Items from a data source:

_ _ _ _ _ _ _

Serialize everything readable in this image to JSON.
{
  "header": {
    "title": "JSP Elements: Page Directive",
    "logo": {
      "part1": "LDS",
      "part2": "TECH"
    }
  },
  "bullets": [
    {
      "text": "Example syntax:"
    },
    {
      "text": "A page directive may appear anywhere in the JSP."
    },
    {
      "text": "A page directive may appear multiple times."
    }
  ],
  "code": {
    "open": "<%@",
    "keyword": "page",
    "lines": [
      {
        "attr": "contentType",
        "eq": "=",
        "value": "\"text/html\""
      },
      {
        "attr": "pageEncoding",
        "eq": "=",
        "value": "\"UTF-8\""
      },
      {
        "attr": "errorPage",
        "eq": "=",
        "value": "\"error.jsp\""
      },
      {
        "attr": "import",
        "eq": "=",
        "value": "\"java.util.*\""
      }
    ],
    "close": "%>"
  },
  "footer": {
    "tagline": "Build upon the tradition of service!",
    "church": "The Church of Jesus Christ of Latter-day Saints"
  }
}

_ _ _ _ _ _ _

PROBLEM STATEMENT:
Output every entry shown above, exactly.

ANSWER BOX:
Serialize everything readable in this image to JSON.
{
  "header": {
    "title": "JSP Elements: Page Directive",
    "logo": {
      "part1": "LDS",
      "part2": "TECH"
    }
  },
  "bullets": [
    {
      "text": "Example syntax:"
    },
    {
      "text": "A page directive may appear anywhere in the JSP."
    },
    {
      "text": "A page directive may appear multiple times."
    }
  ],
  "code": {
    "open": "<%@",
    "keyword": "page",
    "lines": [
      {
        "attr": "contentType",
        "eq": "=",
        "value": "\"text/html\""
      },
      {
        "attr": "pageEncoding",
        "eq": "=",
        "value": "\"UTF-8\""
      },
      {
        "attr": "errorPage",
        "eq": "=",
        "value": "\"error.jsp\""
      },
      {
        "attr": "import",
        "eq": "=",
        "value": "\"java.util.*\""
      }
    ],
    "close": "%>"
  },
  "footer": {
    "tagline": "Build upon the tradition of service!",
    "church": "The Church of Jesus Christ of Latter-day Saints"
  }
}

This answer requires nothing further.